The charter school recently leased space at 135 Monmouth Street, the former home of Prown’s Home Improvements, and hopes to acquire the building for its planned expansion. (Photo by John T. Ward. Click to enlarge)
By JOHN T. WARD
A proposal to double enrollment at the Red Bank Charter School proved fighting words to the borough district Tuesday night.
If allowed, the expansion of the 200-student charter school “will almost certainly lead to a significant tax increase, as well as a multitude of cuts” in services at the borough schools, a visibly riled Superintendent Jared Rumage told a small audience at a board of education meeting held at the middle school.
“I cannot and will not allow our children to be left behind,” he said.
A new promotional video for the charter school tells its history through interviews with founders and others. (Courtesy of Red Bank Charter School)
Rumage’s comments preceded the board’s unanimous approval of a resolution authorizing its attorney, Richard McOmber, to “take all legal action necessary to oppose” the charter school bid, which Rumage and other officials fear will financially drain the two-school district.
In an application to the New Jersey Department of Education on December 1, the charter school asked for permission to double its enrollment over the next three years.

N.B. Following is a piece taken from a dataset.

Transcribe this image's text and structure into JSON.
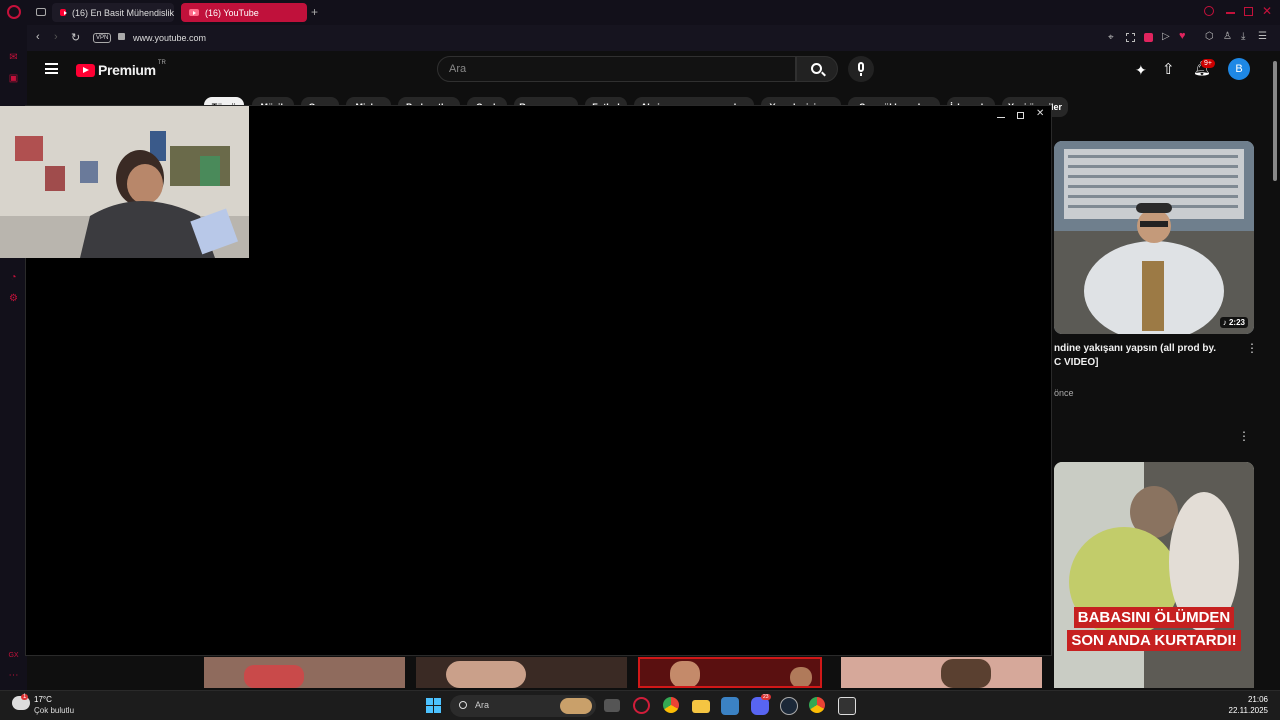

In her cover letter to the application, charter school Principal Meredith Pennotti acknowledged that the move is likely to provoke “public discord” and impose “financial hardship” on the district from which the charter school sprang in 1998. But the change is needed to break the “status quo,” in which, she maintained, charter school students outperform their district counterparts.
That didn’t sit well with Rumage.
“The landscape of education in Red Bank is far from ‘status quo,’ as some people would have you believe,” Rumage said. “We are raising the bar of education in Red Bank.”
Citing a slogan used to motivate the district’s 1,300 students — “BIA,” for Best in America— Rumage said, “Why not BIA? We’re already BIRB.”
By law, the borough district is required to share its state aid with the charter school. Under the current budget, the district will transfer $1.56 million to the charter school this year, or roughly half its $3 million in state aid. Rumage and other officials expressed concern Tuesday that the sum forwarded to the charter school could double, even as the state continues to underfund the district.
In an interview Tuesday evening, Pennotti confirmed to redbankgreen that the idea for the expansion came from the state education department itself, which has sole say over whether the application gets approved.
The DOE has adopted a philosophy of encouraging top-tier charter schools to expand or replicate themselves, so that it isn’t investing as much in the past in start-ups with no track record, Pennotti said.
“We are a well-established school,” she said. “There was a time when there was less emphasis on that, but here they want a proven product. The fact that we meet the criteria of a proven product is a good thing.”
Board president Ben Forest, however, worried that suggests the district faces an unfair fight.
Forest, who was absent from the meeting, told redbankgreen earlier in the day that he found the notion that the DOE both encouraged and is evaluating the plan “alarming.”
“I would expect that the state would have an even hand here and look at our case objectively,” he said. “I hope it’s not the case.”
If approved, the charter school plan would be phased in over three years, with new students selected via a “weighted lottery,” in which children of economically disadvantaged families would get three ping-pong balls, versus two for non-disadvantaged kids, in a drawing, Pennotti said. As at present, siblings of current students would get admissions preference.
The additional students would be taught in classrooms at a “satellite” campus recently opened on Monmouth Street in an office and retail structure that formerly housed Prown’s Home Improvements, Pennotti said. The property abuts the rear yard of the charter school campus on Oakland Street.
The board’s resolution also authorized McOmber to hire “needed experts” to provide evidence and testimony should the DOE approve the expansion. At the request of board member Michael Ballard, the board agreed to amend the resolution to require McOmber to keep the board abreast of anticipated fees.
A parents group has scheduled a meeting on the charter school plan for 7 p.m. Thursday at the middle school.